Research-tutored learning, where students engage actively in discussing high quality, contemporary and seminal research literature. This module will involve the critical discussion of prominent literature on the various themes.
Research-orientated learning, where students develop methodological skills. In this module, students will be introduced to one methodological approach per unit of study. This will include the practitioner creation of urban design briefs; the creation and analysis of photographs; the research and creation of lived experience accounts; undertaking infrastructural assessments; and urban visioning.
Research-based learning, where student use developing methodological skills to create original knowledge of their own. This module will provide students with the opportunity to create new primary and analytical knowledge via the opportunities to various outputs for assembly into an overall assessment portfolio: including through the creation of a design brief, a photo essay through production of photos, media reflections, lived experience accounts, infrastructural assessments and a future vision document.
The syllabus is inherently inter-disciplinary in nature, as students learn to observe and understand cities from the perspectives of urban geography, political economy and disaster risk management.
Weekly sessions examine international case studies.
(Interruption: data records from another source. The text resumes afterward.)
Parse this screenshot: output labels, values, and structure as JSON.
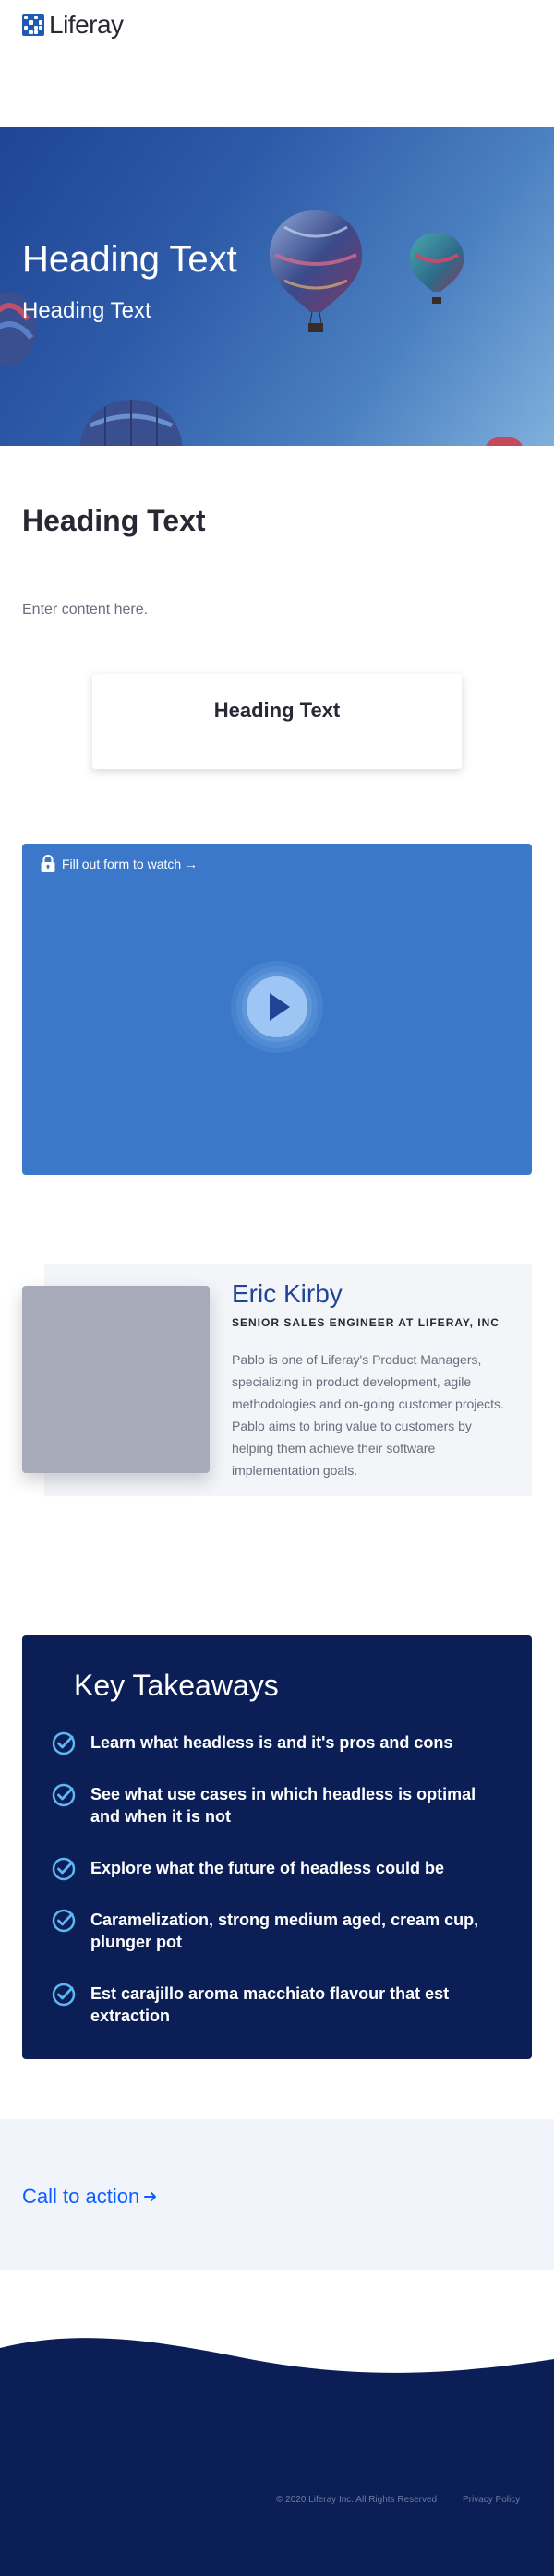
{
  "header": {
    "brand_name": "Liferay"
  },
  "hero": {
    "heading": "Heading Text",
    "subheading": "Heading Text"
  },
  "section": {
    "heading": "Heading Text",
    "content": "Enter content here."
  },
  "card": {
    "heading": "Heading Text"
  },
  "video": {
    "gate_label": "Fill out form to watch →",
    "lock_icon": "lock-icon",
    "play_icon": "play-icon"
  },
  "speaker": {
    "name": "Eric Kirby",
    "title": "SENIOR SALES ENGINEER AT LIFERAY, INC",
    "bio": "Pablo is one of Liferay's Product Managers, specializing in product development, agile methodologies and on-going customer projects. Pablo aims to bring value to customers by helping them achieve their software implementation goals."
  },
  "takeaways": {
    "heading": "Key Takeaways",
    "check_icon": "check-circle-icon",
    "items": [
      "Learn what headless is and it's pros and cons",
      "See what use cases in which headless is optimal and when it is not",
      "Explore what the future of headless could be",
      "Caramelization, strong medium aged, cream cup, plunger pot",
      "Est carajillo aroma macchiato flavour that est extraction"
    ]
  },
  "cta": {
    "label": "Call to action",
    "arrow_icon": "arrow-right-icon"
  },
  "footer": {
    "copyright": "© 2020 Liferay Inc. All Rights Reserved",
    "privacy": "Privacy Policy"
  },
  "colors": {
    "brand": "#1e5bb5",
    "hero_start": "#1f4596",
    "hero_end": "#7fb0dc",
    "video_bg": "#3b78c9",
    "takeaways_bg": "#0b1f56",
    "check": "#5fb6f5",
    "cta_bg": "#f1f4fa",
    "link": "#0b5fff",
    "footer_bg": "#0b1f56"
  }
}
Subject specific skills
An inclusive and sensitive communication style that engenders trust during group discussions
Appreciation of risk and resilience
Commitment to developing sustainable solutions
Inspires and motivates others to invest in sustainability vision through influential communication
Innovative and creative approach to problem-solving to develop sustainable solutions
Personal resilience, adaptability and drive
Planning and organising
Problem solving and decision making
Researching and analysing
|Seminars||10 sessions of 2 hours (8%)|
|Private study||100 hours (42%)|
|Assessment||120 hours (50%)|
Private study description
Reading and class prep
No further costs have been identified for this module.
You do not need to pass all assessment components to pass the module.
Assessment group A
|Urban Transformations Policy||50%||48 hours|
|Group Research Portfolio||25%||32 hours|
|Weekly reflections||25%||40 hours|
Students are asked to respond on a weekly basis to the readings and research that they done in preparation for the seminar topic. 5 of the responses will be submitted for assessment (5 x 500 word pieces).
Feedback on assessment
A written summary and annotations on the portfolio document, provided on Tabula. There will be informal feedback for the weekly reflections, which aim to stimulate student's personal development.
This module is Option list B for:
- Year 1 of TGDA-L801 Postgraduate Taught Global Sustainable Development